>> Today, Kenyan opposition leader, Raila Odinga, swore himself in as the people's president, a largely symbolic protest against the rule of President Uhuru Kenyatta. More than 10,000 people descended on Nairobi's Uhuru Park to watch Odinga's ceremony, which began six hours late but was over in about five minutes.
>> Ordinga's supporters say that he, not Kenyatta, is the country's legitamate leader. As the ceremony went ahead, Kenyan authroity shut private television and radio stations, the most widespread censorship for at least ten years. The government was quick to declare the opposition's national resistance movement a criminal group, paving the way for potential arrests.
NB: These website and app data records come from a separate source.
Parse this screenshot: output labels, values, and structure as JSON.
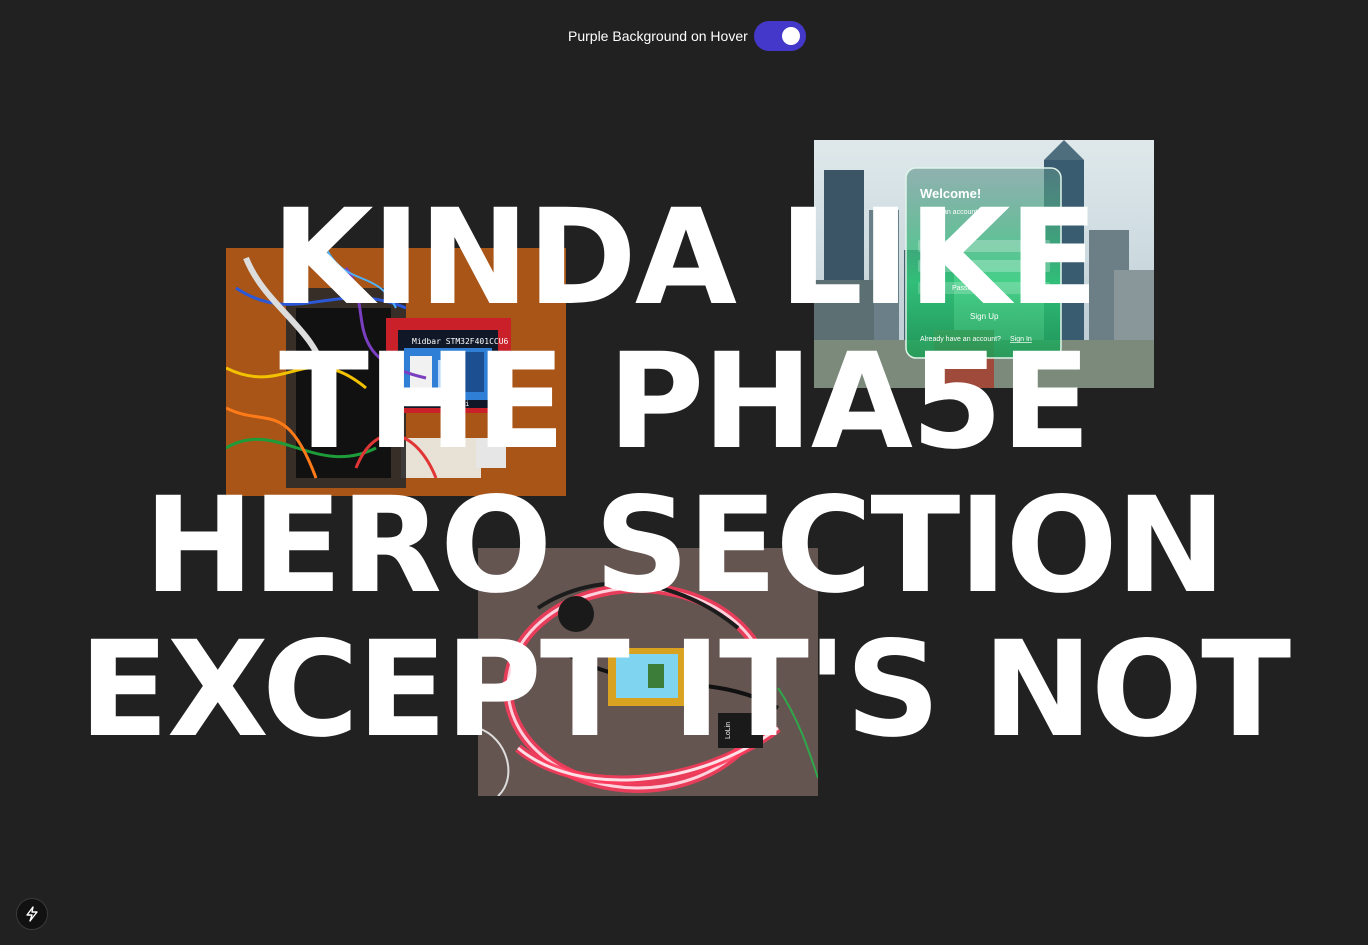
{
  "toggle": {
    "label": "Purple Background on Hover",
    "state": "on",
    "accent_color": "#4338ca"
  },
  "headline": {
    "lines": [
      "KINDA LIKE",
      "THE PHA5E",
      "HERO SECTION",
      "EXCEPT IT'S NOT"
    ]
  },
  "images": {
    "electronics": {
      "screen_title": "Midbar STM32F401CCU6",
      "screen_footer": "ard Mi"
    },
    "city": {
      "card_title": "Welcome!",
      "card_subtitle": "Create an account",
      "password_label": "Password",
      "button_label": "Sign Up",
      "footer_text": "Already have an account?",
      "footer_link": "Sign In"
    },
    "leds": {
      "board_label": "LoLin"
    }
  },
  "corner_badge": {
    "icon": "lightning-bolt-icon"
  },
  "colors": {
    "background": "#212121",
    "text": "#ffffff"
  }
}
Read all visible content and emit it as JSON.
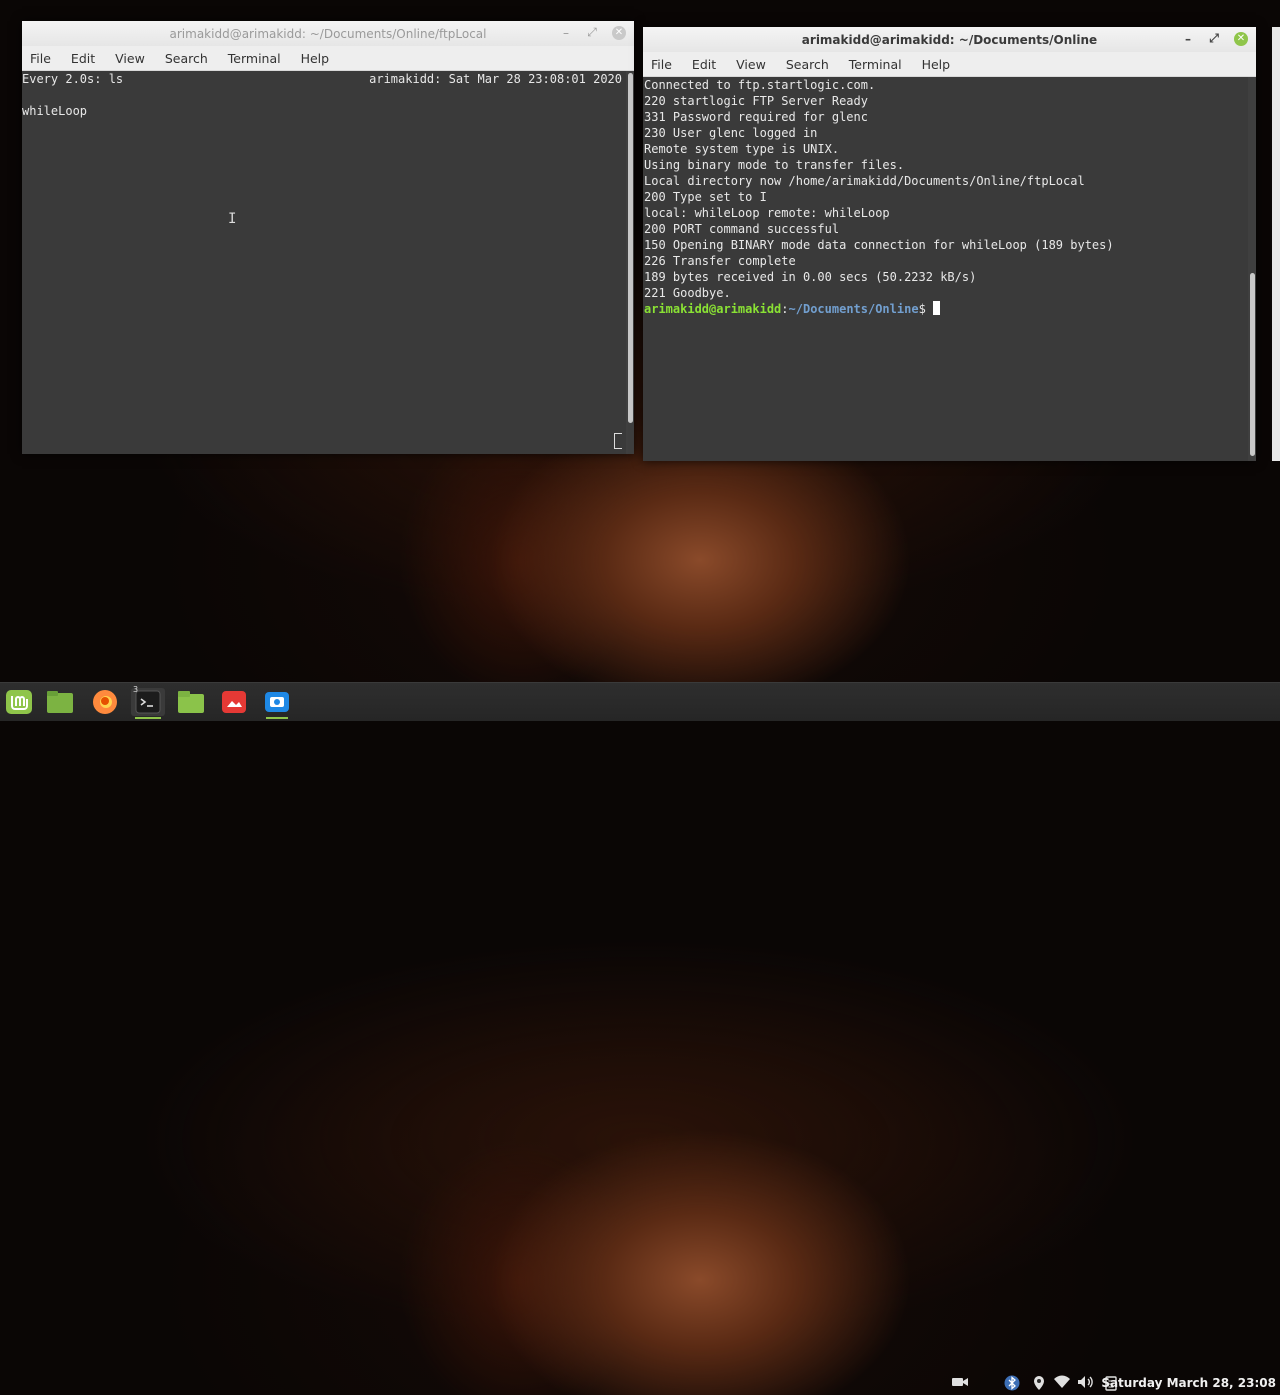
{
  "left_window": {
    "title": "arimakidd@arimakidd: ~/Documents/Online/ftpLocal",
    "menu": [
      "File",
      "Edit",
      "View",
      "Search",
      "Terminal",
      "Help"
    ],
    "header_left": "Every 2.0s: ls",
    "header_right": "arimakidd: Sat Mar 28 23:08:01 2020",
    "listing": [
      "whileLoop"
    ]
  },
  "right_window": {
    "title": "arimakidd@arimakidd: ~/Documents/Online",
    "menu": [
      "File",
      "Edit",
      "View",
      "Search",
      "Terminal",
      "Help"
    ],
    "lines": [
      "Connected to ftp.startlogic.com.",
      "220 startlogic FTP Server Ready",
      "331 Password required for glenc",
      "230 User glenc logged in",
      "Remote system type is UNIX.",
      "Using binary mode to transfer files.",
      "Local directory now /home/arimakidd/Documents/Online/ftpLocal",
      "200 Type set to I",
      "local: whileLoop remote: whileLoop",
      "200 PORT command successful",
      "150 Opening BINARY mode data connection for whileLoop (189 bytes)",
      "226 Transfer complete",
      "189 bytes received in 0.00 secs (50.2232 kB/s)",
      "221 Goodbye."
    ],
    "prompt_user": "arimakidd@arimakidd",
    "prompt_sep": ":",
    "prompt_path": "~/Documents/Online",
    "prompt_symbol": "$ "
  },
  "taskbar": {
    "apps": [
      {
        "icon": "mint-menu-icon",
        "color": "#8fc54a"
      },
      {
        "icon": "files-icon",
        "color": "#7cb342"
      },
      {
        "icon": "firefox-icon",
        "color": "#ff8a3d"
      },
      {
        "icon": "terminal-icon",
        "color": "#222222",
        "badge": "3"
      },
      {
        "icon": "folder-icon",
        "color": "#8bc34a"
      },
      {
        "icon": "screenshot-app-icon",
        "color": "#e53935"
      },
      {
        "icon": "camera-app-icon",
        "color": "#1e88e5"
      }
    ],
    "tray": [
      "video-camera-icon",
      "bluetooth-icon",
      "location-icon",
      "wifi-icon",
      "volume-icon",
      "clipboard-icon"
    ],
    "clock": "Saturday March 28, 23:08"
  }
}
The attorney general has already warned Odinga could be charged with treason for the event, an offense that can carry the death penalty. Odinga gave a brief speech in which he said the Kenyan people had stood up to tyranny and rejected vote rigging. But he offered few clues about what his next moves would be.
Police were pulled away from the site hours before Odinga supporters began to show up and had obviously been told not to provoke or target the crowd.>> It was a far cry from the election period where nearly 100 people were killed, mostly in clashes between Odinga supporters and police.
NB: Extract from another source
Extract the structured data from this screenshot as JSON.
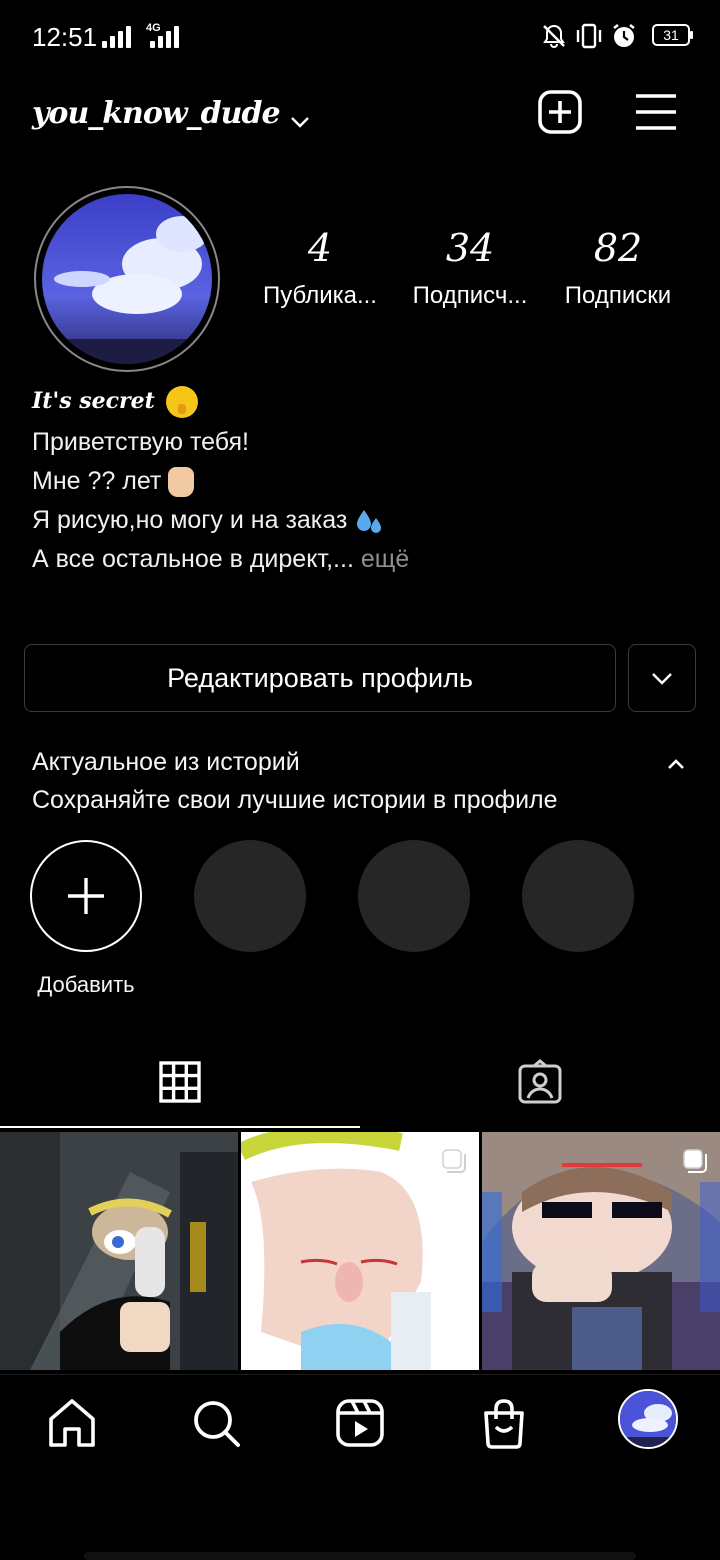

Analysts believe the situation is a lose-lose for both leaders. Questions about where Odinga goes next, and a shadow over Kenyatta who has refused to dialogue and was struggled to be seen as the President of all Kenyans.